On July 26, 2018 Facebook set a record for the most value lost in one day by a single company.  An astonishing $119B of market value was destroyed as the shares sank more than $40.  For many investors, it was the sky falling.

As most of you know, I’ve followed Facebook closely since it went public in 2012.  And, I’ve long been an admirer.  I said buy it at the IPO, and I’m saying buy it now. Click on the title of any of the posts to read the full content.

To summarize, Facebook may be under attack, but it is barely wounded.  And it is not in the throes of demise.  The long-term trends all favor the social media’s ongoing growth, and higher values in the future.  Below I’ll offer some of my previous blogs that are well worth revisiting amidst the current Facebook angst.

FANG (Facebook, Amazon, Netflix and Google) investing is still the best bet in the market.  They have outperformed for years, and will continue to do so.  Why? Because they are growing revenues and profits faster than any other major companies in the market.  And “Growth is Good” (paraphrasing Gordon Gekko.)  If you have any doubts about the importance of growth, go talk to Immelt of GE or Lampert of Sears.

Don’t forget, for years now Facebook is more than Facebook.com.  It’s smart acquisition programs have dramatically increased the platform’s reach with video, messaging, texting and eventually peer-to-peer video.  Facebook’s leadership has built a very adaptable company, able to change the product to meet growing user (and customer) needs.

Facebook is on a path toward significant communication domination.  Facebook today is sort of the New York Times, Washington Post, Los Angeles Times and about 90% of the rest of the nation’s newspapers all in one.  Nobody is close to challenging Facebook’s leadership in news distribution, and all news is increasingly going on-line.

For all these reasons, you really do want to own Facebook.  Especially at this valuation.  It’s getting a chance to buy Facebook at its value when the year started, and Facebook is that much bigger, stronger, and adapted to changing privacy regulations that were still a mystery back then.

Oh, one last thing (paraphrasing Steve Jobs.)  Facebook actually isn’t the biggest one day drop in stock valuation, despite what you’ve read.

Stocks are priced in dollars, and dollars are subject to inflation.  So we should look at historical drops in inflation adjusted dollars.  Even though inflation has been mostly below 3% since the 1990s, from 2000 to today the dollar has inflated by 46%.  So inflation-adjusted, the biggest one day value destruction actually belongs to Intel, which lost $131B in September, 2000.  And Microsoft is only slightly in third place, having lost $117B in April, 2000.  So keep this in mind when you think about the long-term opportunity for Facebook.

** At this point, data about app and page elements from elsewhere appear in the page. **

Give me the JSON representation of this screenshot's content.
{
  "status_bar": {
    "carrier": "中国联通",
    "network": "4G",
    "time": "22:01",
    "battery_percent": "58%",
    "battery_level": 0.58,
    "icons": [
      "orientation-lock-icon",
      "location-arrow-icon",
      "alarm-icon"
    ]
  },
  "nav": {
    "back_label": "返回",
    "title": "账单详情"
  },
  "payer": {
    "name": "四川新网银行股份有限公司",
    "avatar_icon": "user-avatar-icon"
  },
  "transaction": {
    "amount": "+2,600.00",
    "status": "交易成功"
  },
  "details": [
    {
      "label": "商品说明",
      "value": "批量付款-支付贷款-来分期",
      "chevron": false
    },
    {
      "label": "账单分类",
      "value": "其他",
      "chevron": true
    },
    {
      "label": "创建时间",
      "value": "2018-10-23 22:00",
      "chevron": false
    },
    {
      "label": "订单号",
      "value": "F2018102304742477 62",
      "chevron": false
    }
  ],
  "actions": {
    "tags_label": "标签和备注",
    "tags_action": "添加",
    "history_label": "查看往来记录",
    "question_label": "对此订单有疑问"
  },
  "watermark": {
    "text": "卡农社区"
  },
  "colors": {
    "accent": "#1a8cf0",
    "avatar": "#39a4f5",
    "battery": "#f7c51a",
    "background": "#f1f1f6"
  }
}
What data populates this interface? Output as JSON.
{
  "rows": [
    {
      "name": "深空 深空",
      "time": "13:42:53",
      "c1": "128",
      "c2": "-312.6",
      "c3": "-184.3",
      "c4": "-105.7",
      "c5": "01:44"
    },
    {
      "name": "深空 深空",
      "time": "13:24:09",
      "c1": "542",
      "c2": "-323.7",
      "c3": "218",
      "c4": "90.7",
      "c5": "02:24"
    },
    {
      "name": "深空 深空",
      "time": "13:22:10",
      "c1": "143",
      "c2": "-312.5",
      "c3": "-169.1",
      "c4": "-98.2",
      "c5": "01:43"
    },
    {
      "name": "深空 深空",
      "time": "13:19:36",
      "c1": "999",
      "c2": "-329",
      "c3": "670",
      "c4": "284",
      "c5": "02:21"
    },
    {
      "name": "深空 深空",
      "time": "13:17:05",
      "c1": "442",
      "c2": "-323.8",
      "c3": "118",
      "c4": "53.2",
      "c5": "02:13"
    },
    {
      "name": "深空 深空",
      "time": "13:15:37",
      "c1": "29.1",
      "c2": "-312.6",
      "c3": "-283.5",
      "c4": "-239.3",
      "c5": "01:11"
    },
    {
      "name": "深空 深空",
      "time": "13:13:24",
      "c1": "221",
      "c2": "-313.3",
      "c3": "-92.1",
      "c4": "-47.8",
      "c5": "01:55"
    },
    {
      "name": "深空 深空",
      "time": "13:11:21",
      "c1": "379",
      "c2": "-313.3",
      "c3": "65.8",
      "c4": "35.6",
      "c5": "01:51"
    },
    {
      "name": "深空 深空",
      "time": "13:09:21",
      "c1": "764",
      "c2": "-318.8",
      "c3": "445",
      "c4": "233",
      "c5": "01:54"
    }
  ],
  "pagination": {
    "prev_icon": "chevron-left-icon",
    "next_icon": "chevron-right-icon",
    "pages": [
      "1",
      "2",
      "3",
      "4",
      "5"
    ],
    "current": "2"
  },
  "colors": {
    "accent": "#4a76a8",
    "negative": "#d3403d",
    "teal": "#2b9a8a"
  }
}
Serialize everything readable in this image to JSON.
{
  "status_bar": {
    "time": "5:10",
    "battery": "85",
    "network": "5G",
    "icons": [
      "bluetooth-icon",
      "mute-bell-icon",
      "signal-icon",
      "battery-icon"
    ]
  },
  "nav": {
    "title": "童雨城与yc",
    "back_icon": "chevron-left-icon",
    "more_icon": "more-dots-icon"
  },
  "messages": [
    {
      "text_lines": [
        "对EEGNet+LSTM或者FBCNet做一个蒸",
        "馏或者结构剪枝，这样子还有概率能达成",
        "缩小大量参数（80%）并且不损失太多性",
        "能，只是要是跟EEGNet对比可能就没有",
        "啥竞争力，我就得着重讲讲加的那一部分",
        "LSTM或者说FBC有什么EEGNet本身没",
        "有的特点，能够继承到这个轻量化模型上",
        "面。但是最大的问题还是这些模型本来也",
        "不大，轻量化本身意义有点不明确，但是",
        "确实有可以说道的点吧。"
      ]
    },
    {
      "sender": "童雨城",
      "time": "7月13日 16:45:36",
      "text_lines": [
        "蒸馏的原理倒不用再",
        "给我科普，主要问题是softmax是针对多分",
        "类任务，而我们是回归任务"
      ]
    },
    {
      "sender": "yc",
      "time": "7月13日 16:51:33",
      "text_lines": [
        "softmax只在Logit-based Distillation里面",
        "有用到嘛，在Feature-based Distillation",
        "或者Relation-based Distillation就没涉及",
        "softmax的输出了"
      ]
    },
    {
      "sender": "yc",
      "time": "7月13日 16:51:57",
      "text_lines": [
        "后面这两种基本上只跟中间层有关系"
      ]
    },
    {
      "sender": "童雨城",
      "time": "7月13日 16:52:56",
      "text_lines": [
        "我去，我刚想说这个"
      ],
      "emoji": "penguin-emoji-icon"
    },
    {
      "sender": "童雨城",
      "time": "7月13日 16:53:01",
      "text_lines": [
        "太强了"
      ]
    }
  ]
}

PS – keep your eyes open for my new ebook on Facebook.  It should be available for download in a couple of weeks